Entitlement of Surviving Spouse Under a Premarital Will

So what if you created a will before you got married? What if you fail to revise your will, or draft a new one, before you pass away? Under the Uniform Probate Code (and adopted in many states) there is a presumption that the decedent intended to include the surviving spouse in the will, though he or she failed to do so.

The default application of this presumption is to pay out any devise (if any) to decedent’s children (if there are children who are not children of the surviving spouse) and then give surviving spouse his share of the remainder in accordance with that state’s laws of intestacy.

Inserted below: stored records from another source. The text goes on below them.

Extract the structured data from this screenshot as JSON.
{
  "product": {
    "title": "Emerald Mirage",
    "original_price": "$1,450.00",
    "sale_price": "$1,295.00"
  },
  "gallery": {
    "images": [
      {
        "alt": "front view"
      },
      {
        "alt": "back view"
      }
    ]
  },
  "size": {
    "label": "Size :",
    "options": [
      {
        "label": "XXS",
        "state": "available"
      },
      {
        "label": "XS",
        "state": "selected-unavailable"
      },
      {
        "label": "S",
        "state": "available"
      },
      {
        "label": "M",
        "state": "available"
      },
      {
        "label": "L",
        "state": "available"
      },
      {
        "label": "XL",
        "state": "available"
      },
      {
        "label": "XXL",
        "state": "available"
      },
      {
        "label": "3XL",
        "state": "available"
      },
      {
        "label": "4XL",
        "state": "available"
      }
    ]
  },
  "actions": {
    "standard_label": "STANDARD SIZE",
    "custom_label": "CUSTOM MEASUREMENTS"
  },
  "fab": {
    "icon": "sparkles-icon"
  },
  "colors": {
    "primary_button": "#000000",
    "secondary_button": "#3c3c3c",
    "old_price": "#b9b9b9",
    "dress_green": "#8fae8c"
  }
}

Simple right?

This default application goes into effect unless one of these three conditions are met:

1. There is evidence, from the will or otherwise, that the will was made in contemplation of the testator’s marriage to the surviving spouse;

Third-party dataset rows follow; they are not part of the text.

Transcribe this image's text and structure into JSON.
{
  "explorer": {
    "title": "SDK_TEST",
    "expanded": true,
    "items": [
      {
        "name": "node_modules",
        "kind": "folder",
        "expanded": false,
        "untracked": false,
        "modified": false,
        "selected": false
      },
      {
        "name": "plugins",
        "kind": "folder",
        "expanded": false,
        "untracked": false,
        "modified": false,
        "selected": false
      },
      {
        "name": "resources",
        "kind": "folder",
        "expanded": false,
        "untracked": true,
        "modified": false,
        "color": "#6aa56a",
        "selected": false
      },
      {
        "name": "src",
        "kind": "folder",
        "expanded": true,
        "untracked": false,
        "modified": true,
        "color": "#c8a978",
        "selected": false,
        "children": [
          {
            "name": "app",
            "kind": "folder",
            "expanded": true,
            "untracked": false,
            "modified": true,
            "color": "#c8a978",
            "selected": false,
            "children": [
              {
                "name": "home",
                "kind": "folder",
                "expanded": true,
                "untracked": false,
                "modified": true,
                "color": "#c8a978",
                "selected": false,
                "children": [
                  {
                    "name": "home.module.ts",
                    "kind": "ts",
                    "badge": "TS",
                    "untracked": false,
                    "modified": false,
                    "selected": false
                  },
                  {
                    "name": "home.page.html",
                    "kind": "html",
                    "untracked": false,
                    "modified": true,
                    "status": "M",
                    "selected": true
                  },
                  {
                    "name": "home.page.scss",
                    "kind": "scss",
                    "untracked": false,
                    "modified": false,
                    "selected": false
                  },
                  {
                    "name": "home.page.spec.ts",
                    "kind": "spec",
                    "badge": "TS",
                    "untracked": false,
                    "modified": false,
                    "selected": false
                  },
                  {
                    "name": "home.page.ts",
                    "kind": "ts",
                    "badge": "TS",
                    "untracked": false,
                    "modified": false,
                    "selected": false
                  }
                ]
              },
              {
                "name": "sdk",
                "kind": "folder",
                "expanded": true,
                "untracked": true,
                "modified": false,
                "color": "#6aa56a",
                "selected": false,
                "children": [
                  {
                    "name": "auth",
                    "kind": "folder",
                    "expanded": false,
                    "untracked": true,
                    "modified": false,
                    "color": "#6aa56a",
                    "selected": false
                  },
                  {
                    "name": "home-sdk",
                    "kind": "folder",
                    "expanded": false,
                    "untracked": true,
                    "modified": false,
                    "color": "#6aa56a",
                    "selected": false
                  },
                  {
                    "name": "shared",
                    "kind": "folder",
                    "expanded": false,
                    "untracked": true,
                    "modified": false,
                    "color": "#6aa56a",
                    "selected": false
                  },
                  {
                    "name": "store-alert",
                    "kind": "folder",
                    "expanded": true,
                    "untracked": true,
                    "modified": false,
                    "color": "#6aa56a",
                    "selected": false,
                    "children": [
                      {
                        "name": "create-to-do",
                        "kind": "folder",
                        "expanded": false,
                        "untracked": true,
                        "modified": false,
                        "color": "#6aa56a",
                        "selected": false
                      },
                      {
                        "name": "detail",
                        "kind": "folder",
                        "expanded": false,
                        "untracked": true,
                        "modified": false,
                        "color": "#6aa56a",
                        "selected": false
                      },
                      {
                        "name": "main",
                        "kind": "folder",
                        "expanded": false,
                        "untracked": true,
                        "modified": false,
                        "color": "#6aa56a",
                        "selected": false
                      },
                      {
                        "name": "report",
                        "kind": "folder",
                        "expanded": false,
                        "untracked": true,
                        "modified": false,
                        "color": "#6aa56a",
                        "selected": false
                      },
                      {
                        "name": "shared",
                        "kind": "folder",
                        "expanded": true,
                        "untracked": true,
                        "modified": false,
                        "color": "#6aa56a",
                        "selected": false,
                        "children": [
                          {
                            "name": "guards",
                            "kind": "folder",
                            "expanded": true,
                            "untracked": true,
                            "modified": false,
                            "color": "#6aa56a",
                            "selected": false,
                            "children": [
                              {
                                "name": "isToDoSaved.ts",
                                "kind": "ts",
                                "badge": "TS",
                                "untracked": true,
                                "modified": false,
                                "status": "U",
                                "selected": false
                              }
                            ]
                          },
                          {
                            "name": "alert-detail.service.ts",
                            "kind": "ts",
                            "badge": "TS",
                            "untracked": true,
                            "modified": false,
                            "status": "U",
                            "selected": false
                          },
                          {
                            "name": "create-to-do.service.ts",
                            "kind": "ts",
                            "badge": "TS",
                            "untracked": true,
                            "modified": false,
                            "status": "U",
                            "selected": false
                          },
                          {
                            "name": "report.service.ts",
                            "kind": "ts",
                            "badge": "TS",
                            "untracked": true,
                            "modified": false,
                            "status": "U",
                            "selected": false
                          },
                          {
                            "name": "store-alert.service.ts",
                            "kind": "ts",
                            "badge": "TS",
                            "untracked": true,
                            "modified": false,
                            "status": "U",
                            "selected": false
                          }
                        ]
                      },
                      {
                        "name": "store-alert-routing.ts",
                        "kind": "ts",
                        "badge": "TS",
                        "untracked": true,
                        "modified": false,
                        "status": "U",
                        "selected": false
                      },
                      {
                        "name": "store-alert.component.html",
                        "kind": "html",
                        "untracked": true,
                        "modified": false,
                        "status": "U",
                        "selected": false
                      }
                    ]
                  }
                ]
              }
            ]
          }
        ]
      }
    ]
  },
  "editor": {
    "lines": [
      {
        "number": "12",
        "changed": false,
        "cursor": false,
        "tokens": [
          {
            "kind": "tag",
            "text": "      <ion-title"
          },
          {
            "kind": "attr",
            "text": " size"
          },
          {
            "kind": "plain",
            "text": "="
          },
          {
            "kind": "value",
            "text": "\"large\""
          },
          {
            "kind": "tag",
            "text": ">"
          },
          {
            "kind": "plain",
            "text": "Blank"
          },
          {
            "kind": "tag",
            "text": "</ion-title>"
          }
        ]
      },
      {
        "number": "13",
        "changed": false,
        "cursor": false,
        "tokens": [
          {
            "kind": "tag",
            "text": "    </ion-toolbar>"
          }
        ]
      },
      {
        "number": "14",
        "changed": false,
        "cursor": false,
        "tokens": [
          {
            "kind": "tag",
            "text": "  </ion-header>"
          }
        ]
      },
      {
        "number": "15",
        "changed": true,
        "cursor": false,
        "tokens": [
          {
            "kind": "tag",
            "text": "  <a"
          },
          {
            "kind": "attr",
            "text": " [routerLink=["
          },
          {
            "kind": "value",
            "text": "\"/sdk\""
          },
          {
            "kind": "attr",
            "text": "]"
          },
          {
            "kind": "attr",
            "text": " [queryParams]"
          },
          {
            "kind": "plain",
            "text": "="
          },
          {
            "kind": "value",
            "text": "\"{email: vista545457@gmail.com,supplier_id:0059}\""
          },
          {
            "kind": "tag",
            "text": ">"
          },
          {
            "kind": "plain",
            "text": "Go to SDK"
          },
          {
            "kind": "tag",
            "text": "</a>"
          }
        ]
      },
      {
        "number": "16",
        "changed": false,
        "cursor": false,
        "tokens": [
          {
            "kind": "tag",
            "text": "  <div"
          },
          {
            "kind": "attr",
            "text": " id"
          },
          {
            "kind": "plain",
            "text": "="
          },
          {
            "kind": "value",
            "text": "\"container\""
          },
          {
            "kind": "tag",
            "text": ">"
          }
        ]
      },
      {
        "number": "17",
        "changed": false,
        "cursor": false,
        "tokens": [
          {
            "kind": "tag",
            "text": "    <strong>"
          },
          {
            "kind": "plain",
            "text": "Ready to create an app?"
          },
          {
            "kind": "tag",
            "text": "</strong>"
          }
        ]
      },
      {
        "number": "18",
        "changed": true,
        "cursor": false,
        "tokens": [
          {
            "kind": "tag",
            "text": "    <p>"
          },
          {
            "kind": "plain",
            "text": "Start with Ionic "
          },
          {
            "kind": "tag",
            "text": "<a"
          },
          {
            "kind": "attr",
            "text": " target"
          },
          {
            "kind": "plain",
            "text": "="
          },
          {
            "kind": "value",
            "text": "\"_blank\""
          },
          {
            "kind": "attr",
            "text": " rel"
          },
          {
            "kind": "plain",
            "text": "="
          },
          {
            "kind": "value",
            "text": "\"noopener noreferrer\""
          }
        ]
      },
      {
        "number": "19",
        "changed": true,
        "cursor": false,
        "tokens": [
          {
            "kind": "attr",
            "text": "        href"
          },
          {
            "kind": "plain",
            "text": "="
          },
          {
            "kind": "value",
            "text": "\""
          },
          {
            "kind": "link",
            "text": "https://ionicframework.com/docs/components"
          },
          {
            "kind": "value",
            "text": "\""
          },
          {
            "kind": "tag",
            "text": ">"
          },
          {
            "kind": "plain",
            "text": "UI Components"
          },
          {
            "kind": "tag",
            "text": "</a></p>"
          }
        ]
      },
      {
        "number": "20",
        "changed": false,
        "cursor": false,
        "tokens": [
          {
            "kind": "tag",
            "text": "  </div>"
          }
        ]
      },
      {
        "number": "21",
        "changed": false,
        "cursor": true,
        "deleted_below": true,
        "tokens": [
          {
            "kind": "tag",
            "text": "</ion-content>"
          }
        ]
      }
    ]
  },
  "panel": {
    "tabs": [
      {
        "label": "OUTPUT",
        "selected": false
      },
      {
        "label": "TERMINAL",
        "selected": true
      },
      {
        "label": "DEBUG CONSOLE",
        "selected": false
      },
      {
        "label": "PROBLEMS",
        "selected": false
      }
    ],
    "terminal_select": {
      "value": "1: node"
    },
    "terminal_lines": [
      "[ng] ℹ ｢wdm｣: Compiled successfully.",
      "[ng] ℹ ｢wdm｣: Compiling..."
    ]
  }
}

2. The will makes clear that it is to be effective notwithstanding any subsequent marriage; or

3. The testator provided for the surviving spouse by means outside the will with evidence that this was the testator’s intent.

While the law has provided for a default remedy for a surviving spouse not provided for in a will, it still may be worth considering modifying your will upon marriage to make clear your intentions for your spouse.


Image by: photosteve101